Horses are amazing creatures and I have always felt I had a symbiotic relationship with them.  Even though they are big and strong and unpredictable, I have never felt fear around them.  So I like horses.  I am one of the millions of “girls” who really likes horses.  I haven’t own my own horse since I left Mesa for college, but I try to be around them as often as I can.  Today a new friend invited me to ride with a group that goes out every Sunday morning, of course I said yes immediately.  I didn’t know what horse I would be riding, how old or young, how well trained, if much at all, but I do know that I believe the best view of the world is from the back of a horse.
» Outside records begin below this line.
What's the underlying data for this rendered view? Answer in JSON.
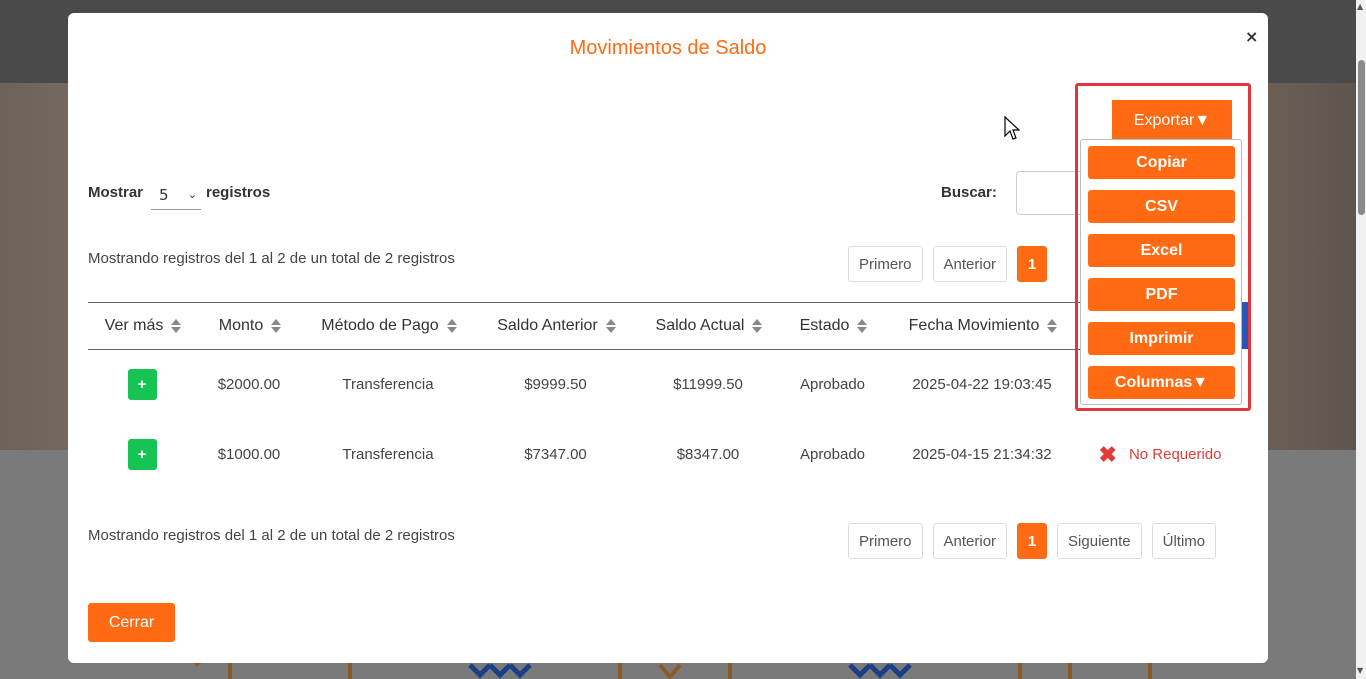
{
  "modal": {
    "title": "Movimientos de Saldo",
    "close_label": "×",
    "length": {
      "label_before": "Mostrar",
      "value": "5",
      "label_after": "registros"
    },
    "search": {
      "label": "Buscar:",
      "value": ""
    },
    "info": "Mostrando registros del 1 al 2 de un total de 2 registros",
    "pagination_top": [
      "Primero",
      "Anterior",
      "1"
    ],
    "pagination_bottom": [
      "Primero",
      "Anterior",
      "1",
      "Siguiente",
      "Último"
    ],
    "table": {
      "columns": [
        "Ver más",
        "Monto",
        "Método de Pago",
        "Saldo Anterior",
        "Saldo Actual",
        "Estado",
        "Fecha Movimiento"
      ],
      "rows": [
        {
          "ver_mas": "+",
          "monto": "$2000.00",
          "metodo": "Transferencia",
          "saldo_anterior": "$9999.50",
          "saldo_actual": "$11999.50",
          "estado": "Aprobado",
          "fecha": "2025-04-22 19:03:45",
          "extra": ""
        },
        {
          "ver_mas": "+",
          "monto": "$1000.00",
          "metodo": "Transferencia",
          "saldo_anterior": "$7347.00",
          "saldo_actual": "$8347.00",
          "estado": "Aprobado",
          "fecha": "2025-04-15 21:34:32",
          "extra": "No Requerido"
        }
      ]
    },
    "close_button": "Cerrar"
  },
  "export": {
    "button": "Exportar▼",
    "items": [
      "Copiar",
      "CSV",
      "Excel",
      "PDF",
      "Imprimir",
      "Columnas▼"
    ]
  },
  "colors": {
    "accent": "#ff6a13",
    "success": "#16c454",
    "danger": "#e23b3b",
    "highlight_outline": "#e0363f"
  }
}
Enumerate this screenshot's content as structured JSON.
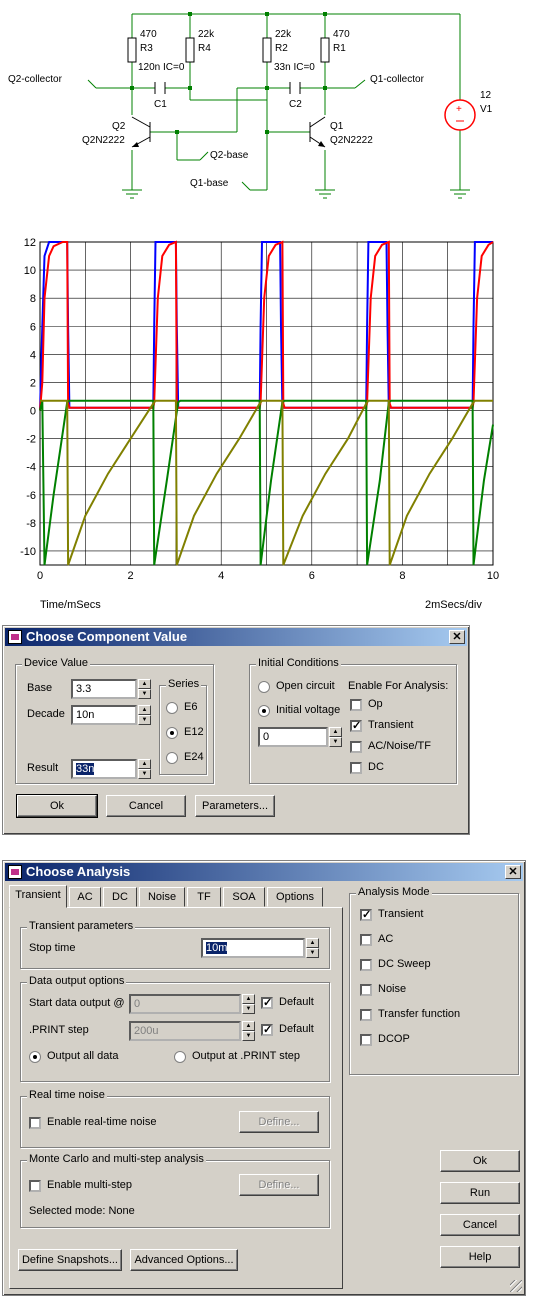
{
  "schematic": {
    "labels": {
      "r3_value": "470",
      "r3_name": "R3",
      "r4_value": "22k",
      "r4_name": "R4",
      "r2_value": "22k",
      "r2_name": "R2",
      "r1_value": "470",
      "r1_name": "R1",
      "c1_value": "120n IC=0",
      "c1_name": "C1",
      "c2_value": "33n IC=0",
      "c2_name": "C2",
      "q2_name": "Q2",
      "q2_model": "Q2N2222",
      "q1_name": "Q1",
      "q1_model": "Q2N2222",
      "v1_value": "12",
      "v1_name": "V1",
      "probe_q2_collector": "Q2-collector",
      "probe_q1_collector": "Q1-collector",
      "probe_q2_base": "Q2-base",
      "probe_q1_base": "Q1-base"
    }
  },
  "chart_data": {
    "type": "line",
    "xlabel": "Time/mSecs",
    "x_scale_note": "2mSecs/div",
    "xlim": [
      0,
      10
    ],
    "ylim": [
      -11,
      12
    ],
    "x_ticks": [
      0,
      2,
      4,
      6,
      8,
      10
    ],
    "y_ticks": [
      12,
      10,
      8,
      6,
      4,
      2,
      0,
      -2,
      -4,
      -6,
      -8,
      -10
    ],
    "grid": true,
    "series": [
      {
        "color": "#0000ff",
        "x": [
          0,
          0.05,
          0.1,
          0.2,
          0.6,
          0.62,
          0.65,
          0.7,
          2.45,
          2.5,
          2.52,
          2.55,
          3.0,
          3.02,
          3.05,
          3.1,
          4.8,
          4.85,
          4.87,
          4.9,
          5.3,
          5.32,
          5.35,
          5.4,
          7.15,
          7.2,
          7.22,
          7.25,
          7.65,
          7.67,
          7.7,
          7.75,
          9.5,
          9.55,
          9.57,
          9.6,
          10
        ],
        "values": [
          0,
          6,
          11,
          12,
          12,
          6,
          0.2,
          0.2,
          0.2,
          0.2,
          6,
          12,
          12,
          6,
          0.2,
          0.2,
          0.2,
          0.2,
          6,
          12,
          12,
          6,
          0.2,
          0.2,
          0.2,
          0.2,
          6,
          12,
          12,
          6,
          0.2,
          0.2,
          0.2,
          0.2,
          6,
          12,
          12
        ]
      },
      {
        "color": "#ff0000",
        "x": [
          0,
          0.05,
          0.1,
          0.2,
          0.3,
          0.5,
          0.6,
          0.62,
          0.65,
          2.5,
          2.52,
          2.6,
          2.7,
          2.85,
          3.0,
          3.02,
          3.05,
          4.85,
          4.87,
          4.95,
          5.05,
          5.2,
          5.35,
          5.37,
          5.4,
          7.2,
          7.22,
          7.3,
          7.4,
          7.55,
          7.7,
          7.72,
          7.75,
          9.55,
          9.57,
          9.65,
          9.75,
          9.9,
          10
        ],
        "values": [
          0,
          2,
          8,
          11,
          11.7,
          12,
          12,
          0.5,
          0.2,
          0.2,
          0.6,
          8,
          11,
          11.8,
          12,
          0.5,
          0.2,
          0.2,
          0.6,
          8,
          11,
          11.8,
          12,
          0.5,
          0.2,
          0.2,
          0.6,
          8,
          11,
          11.8,
          12,
          0.5,
          0.2,
          0.2,
          0.6,
          8,
          11,
          11.8,
          12
        ]
      },
      {
        "color": "#008000",
        "x": [
          0,
          0.05,
          0.1,
          0.3,
          0.6,
          0.65,
          2.5,
          2.52,
          2.8,
          3.05,
          3.1,
          4.85,
          4.87,
          5.1,
          5.35,
          5.4,
          7.2,
          7.22,
          7.5,
          7.7,
          7.75,
          9.55,
          9.57,
          9.8,
          10
        ],
        "values": [
          0,
          0.7,
          -11,
          -6,
          0.6,
          0.7,
          0.7,
          -11,
          -5,
          0.6,
          0.7,
          0.7,
          -11,
          -5,
          0.6,
          0.7,
          0.7,
          -11,
          -5,
          0.6,
          0.7,
          0.7,
          -11,
          -5,
          -1
        ]
      },
      {
        "color": "#808000",
        "x": [
          0,
          0.6,
          0.62,
          1,
          1.5,
          2,
          2.5,
          2.55,
          3.0,
          3.02,
          3.4,
          3.9,
          4.4,
          4.85,
          4.9,
          5.35,
          5.37,
          5.8,
          6.3,
          6.8,
          7.2,
          7.25,
          7.7,
          7.72,
          8.1,
          8.6,
          9.1,
          9.55,
          9.6,
          10
        ],
        "values": [
          0.7,
          0.7,
          -11,
          -7.5,
          -4.5,
          -2,
          0.5,
          0.7,
          0.7,
          -11,
          -7.5,
          -4.5,
          -2,
          0.5,
          0.7,
          0.7,
          -11,
          -7.5,
          -4.5,
          -2,
          0.5,
          0.7,
          0.7,
          -11,
          -7.5,
          -4.5,
          -2,
          0.5,
          0.7,
          0.7
        ]
      }
    ]
  },
  "component_dialog": {
    "title": "Choose Component Value",
    "close_label": "✕",
    "device_value_group": "Device Value",
    "base_label": "Base",
    "base_value": "3.3",
    "decade_label": "Decade",
    "decade_value": "10n",
    "result_label": "Result",
    "result_value": "33n",
    "series_group": "Series",
    "series_options": [
      "E6",
      "E12",
      "E24"
    ],
    "series_selected": "E12",
    "initial_conditions_group": "Initial Conditions",
    "open_circuit_label": "Open circuit",
    "initial_voltage_label": "Initial voltage",
    "initial_voltage_value": "0",
    "enable_for_analysis_label": "Enable For Analysis:",
    "analysis_checks": [
      {
        "label": "Op",
        "checked": false
      },
      {
        "label": "Transient",
        "checked": true
      },
      {
        "label": "AC/Noise/TF",
        "checked": false
      },
      {
        "label": "DC",
        "checked": false
      }
    ],
    "ok_label": "Ok",
    "cancel_label": "Cancel",
    "parameters_label": "Parameters..."
  },
  "analysis_dialog": {
    "title": "Choose Analysis",
    "close_label": "✕",
    "tabs": [
      "Transient",
      "AC",
      "DC",
      "Noise",
      "TF",
      "SOA",
      "Options"
    ],
    "active_tab": "Transient",
    "transient_params_group": "Transient parameters",
    "stop_time_label": "Stop time",
    "stop_time_value": "10m",
    "data_output_group": "Data output options",
    "start_output_label": "Start data output @",
    "start_output_value": "0",
    "print_step_label": ".PRINT step",
    "print_step_value": "200u",
    "default_label": "Default",
    "output_all_label": "Output all data",
    "output_print_label": "Output at .PRINT step",
    "real_time_noise_group": "Real time noise",
    "enable_rt_noise_label": "Enable real-time noise",
    "define_label": "Define...",
    "monte_carlo_group": "Monte Carlo and multi-step analysis",
    "enable_multistep_label": "Enable multi-step",
    "selected_mode_label": "Selected mode: None",
    "define_snapshots_label": "Define Snapshots...",
    "advanced_options_label": "Advanced Options...",
    "analysis_mode_group": "Analysis Mode",
    "analysis_modes": [
      {
        "label": "Transient",
        "checked": true
      },
      {
        "label": "AC",
        "checked": false
      },
      {
        "label": "DC Sweep",
        "checked": false
      },
      {
        "label": "Noise",
        "checked": false
      },
      {
        "label": "Transfer function",
        "checked": false
      },
      {
        "label": "DCOP",
        "checked": false
      }
    ],
    "ok_label": "Ok",
    "run_label": "Run",
    "cancel_label": "Cancel",
    "help_label": "Help"
  }
}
So today I put on a brand new pair of boots that I had purchased with the idea of  dancing, not riding, but with no dance partner in sight it was waste not want not, so I showed up in my shiny new boots and goofy cowboy hat where I was escorted out to the barn to met Kelso.  He was calm enough as I brushed him out, he let me clean his feet just fine, “Hey want to put that big old saddle on me. No Problem”.  Kelso was a piece of cake.  We rode out into a nice piece of desert near Cave Creek Road and it was there that Kelso begin to resemble his namesake, a character created by Ashton Kutcher on That 70’s Show.  He was a big, good looking, airhead.
This meant that to keep me from doing a giant face plant off of him and completely ruining my coolness factor with these people, I needed to devote my full attention to riding him. You see, to Kelso the world is full of horse-eating fence posts, loose paper and, oh yeah, rocks.  A horse who wants to survive has to stay vigilant and be able to jump sideways at a moment's notice to avoid being devoured by such predators.  So as he danced all over the place I managed to stay with him and we made it safely back to the barn. it was an interesting, albeit tiring, few hours. 
Ironically when a coyote wandered by looking us over, Kelso could not have been less impressed, or concerned.  “Why get all worked up over that mangy thing when there’s a vicious looking candy wrapper lurking in those bushes?”  Still Im very glad Kelso let me share his world with him and if I’m invited back I would be honored to ride him again.  Now, that I look back over my life I realize I have always been a sucker for big, good looking, airheads.  Especially if they can dance.